• Improved information sources: Give yourself time to find the best of the best (and it is out there), and you won’t have to limit yourself to “whatever works.” The end result will show it.
• Improved writing: If you have the chance to really think about what you’re writing – by re-reading and revising as you go along – the end result will rock that much harder.
Set a personal “to-do” schedule early on and stick to it. Staying critical, mindful and cool-headed throughout the research and writing process will help you avoid nasty consequences later on.
Find an organization system that works for you
“I know I found this information from somewhere … but I’ve read so much I don’t remember where it came from!” Does this sound familiar? It’s a gripe we hear every day. Keeping your notes, sources and writing organized from beginning to end will circumvent such woes.
But you don’t need to drop tons of money on Post-its and highlighters, or file everything with library call numbers. Staying organized doesn’t mean perfection – it means finding a system that is “just enough” for you. We’re constantly amazed at the creative tactics SCAD students take to keep their research and writing clean:
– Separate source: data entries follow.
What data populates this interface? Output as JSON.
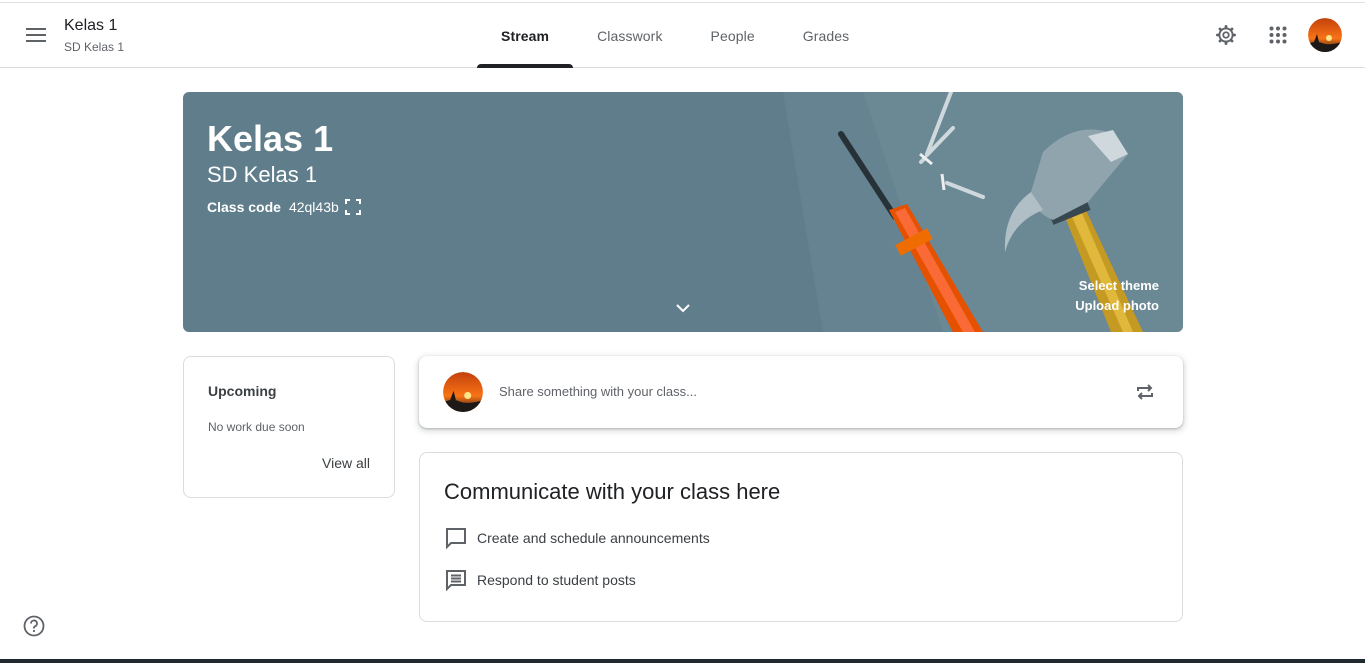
{
  "header": {
    "class_name": "Kelas 1",
    "class_section": "SD Kelas 1",
    "tabs": [
      {
        "label": "Stream",
        "active": true
      },
      {
        "label": "Classwork",
        "active": false
      },
      {
        "label": "People",
        "active": false
      },
      {
        "label": "Grades",
        "active": false
      }
    ],
    "icons": [
      "menu-icon",
      "gear-icon",
      "apps-grid-icon",
      "profile-avatar"
    ]
  },
  "banner": {
    "title": "Kelas 1",
    "subtitle": "SD Kelas 1",
    "class_code_label": "Class code",
    "class_code_value": "42ql43b",
    "select_theme": "Select theme",
    "upload_photo": "Upload photo",
    "background_color": "#607d8b"
  },
  "upcoming": {
    "title": "Upcoming",
    "empty_text": "No work due soon",
    "view_all": "View all"
  },
  "share": {
    "placeholder": "Share something with your class..."
  },
  "communicate": {
    "title": "Communicate with your class here",
    "items": [
      {
        "icon": "chat-bubble-icon",
        "label": "Create and schedule announcements"
      },
      {
        "icon": "message-lines-icon",
        "label": "Respond to student posts"
      }
    ]
  },
  "colors": {
    "accent": "#202124",
    "banner": "#607d8b",
    "text_secondary": "#5f6368"
  }
}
• When writing the paper in Word, highlight every quote, paraphrase or research bit in bright colors so you can’t miss it later.
• Are you a color lover? Match the highlight colors to the sources you use.
• Quickly note of the author, page and source each time you add info from the readings. Don’t worry about correctly formatting these until the very end – just write it down.
• Buy a cheap 10 cents folder for each individual project or paper (or re-live your childhood with dorky unicorn or Transformers folders). Keep all of your notes and photocopies in there as appropriate.
• Photocopy or scan the title page and relevant pages from any library book you use. If you return the book you’ll still have the information you need.
• Do you have online tools you like to use, such as delicious, Zotero, or Noodlebib? Use them!
What’s your method?
Know that help is available throughout the process
Whether you’re searching for that “perfect” article or struggling with a thesis topic, Writers Studio and SCAD Library staff can help – and you don’t even need to be in the building. We’re here to give you honest advice, free and without judgment. (How often do you see that nowadays?)
• Research help: Ask a Librarian! We can help locate sources, demonstrate the databases and even tell you what’s good (and not so good) on the Web. No appointment necessary. Contact us via the email, phone, IM chat or in person six days a week during the quarters.
• Writing help: Ask the Writers Studio! We can help you brainstorm ideas, filter them into an outline/thesis statement, work through drafts, and help you make sure your citations are presented correctly according to the format you’re using. You can make an appointment with us and we’ll e-mail, meet on SCAD Connect, or even chat on the phone with you. Or, if you just want some info for quick reference, check out our handouts on MySCAD.